Caroline: These preconceptions of young workers, coupled with our tough economic reality, have created a very real and very difficult challenge for young workers. The unemployment situation caused by the pandemic has resulted in an even more competitive job market. Many students and new graduates either lost their jobs or couldn’t find one during the pandemic, missing out on work experience that might otherwise have helped set them up to enter the job market. Now, new graduates are competing more directly against more experienced professionals. Add to this the shortcomings of governmental financial support the ballooning cost of education, and massive student debt, and it’s a bad situation.

Timna: Most certainly. Looking ahead, what’s next for the Young Workers’ Caucus? What are you excited for?

Sarah: More digital events!! We surveyed our membership, so have a good sense of what our Caucus members are looking for. We want to keep being creative with our digital events and leverage tools and fun activities to try and make enduring the pandemic a little easier. Even though I know a lot of us are tired of looking at screens!

We are excited to host our upcoming online networking event, which we hope will help members gain more understanding of career opportunities out there and learn from more senior AMAPCEO activists about their experience.

Chris: And AMAPCEO is sponsoring the Institute of Public Administration Canada (IPAC) Toronto Chapter’s “Building Skills for the Post-Pandemic World” virtual conference, which is exciting. This event is targeted to new public service professionals, and the union is co-organizing a panel. It’s important to us to see support for professional development of young workers and workers who are early in their careers.

Timna: Congratulations, Chris, on your new role as the Chair of the Caucus. And a big thank you, Sarah and Caroline, for your service on the Caucus! If you had one piece of advice for young AMAPCEO members, what would it be?

Sarah: In your current job, keep working hard at gaining a good reputation and continue to do quality work. It’ll pay off—you’ll gain a good rapport with people and it will lead to other opportunities. If you show how invaluable you are, your employer will work hard to keep you and build your skills and knowledge. And remember: there are always great leaders out there who will recognize your talents and your value.

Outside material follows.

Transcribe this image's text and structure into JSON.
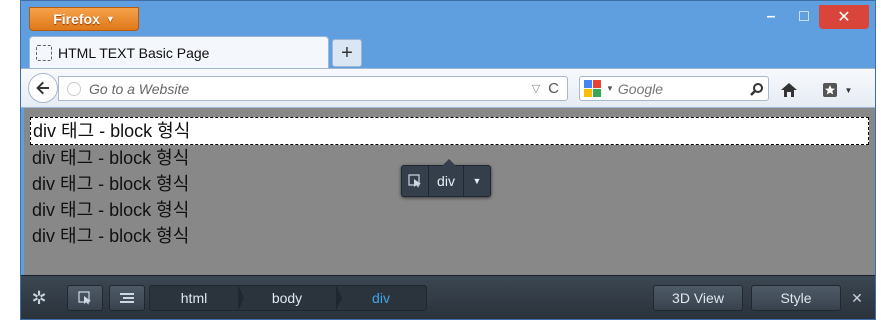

Chris: Yes! Get involved and build relationships in your workplace. Participate in workplace opportunities such as the United Way appeal—they’re great ways to get to know colleagues and other members in your workplace so you can start to build relationships and networks.

And get involved in AMAPCEO. It’s our union, after all! There are so many ways to volunteer and support fellow members—whether as a Materials Lead for your workplace, a Member Engager for your District, joining the Young Workers’ Caucus or an equity caucus—the list goes on and the opportunities are incredible. The relationships you build will help you on your journey.

Caroline: Invest in yourself! Don’t wait around for someone to acknowledge your work or offer you up an opportunity. While that is always nice, it’s up to you to make sure you feel fulfilled professionally.

If you’re not where you want to be, make moves. Take a course to develop yourself. Find a mentor. Start networking and begin searching for your next opportunity!

Interested in joining the AMAPCEO Young Workers’ Caucus? Sign up here!

More about AMAPCEO and our Members: Established in 1992, AMAPCEO is a bargaining agent that represents 14,000 professional and supervisory public servants, most of whom work directly for the Government of Ontario in every ministry and in a number of agencies, boards and commissions; in 130 communities throughout Ontario and in 12 cities outside Canada. We also represent employees outside the Ontario Public Service in: the Financial Services Regulatory Authority of Ontario; the Ontario Arts Council; Ontario Health (Quality Unit); Public Health Ontario; the Waypoint Mental Health Centre in Penetanguishene; and in the former Offices of the Ontario Child Advocate and the French Language Services Commissioner (now part of the Ontario Ombudsman).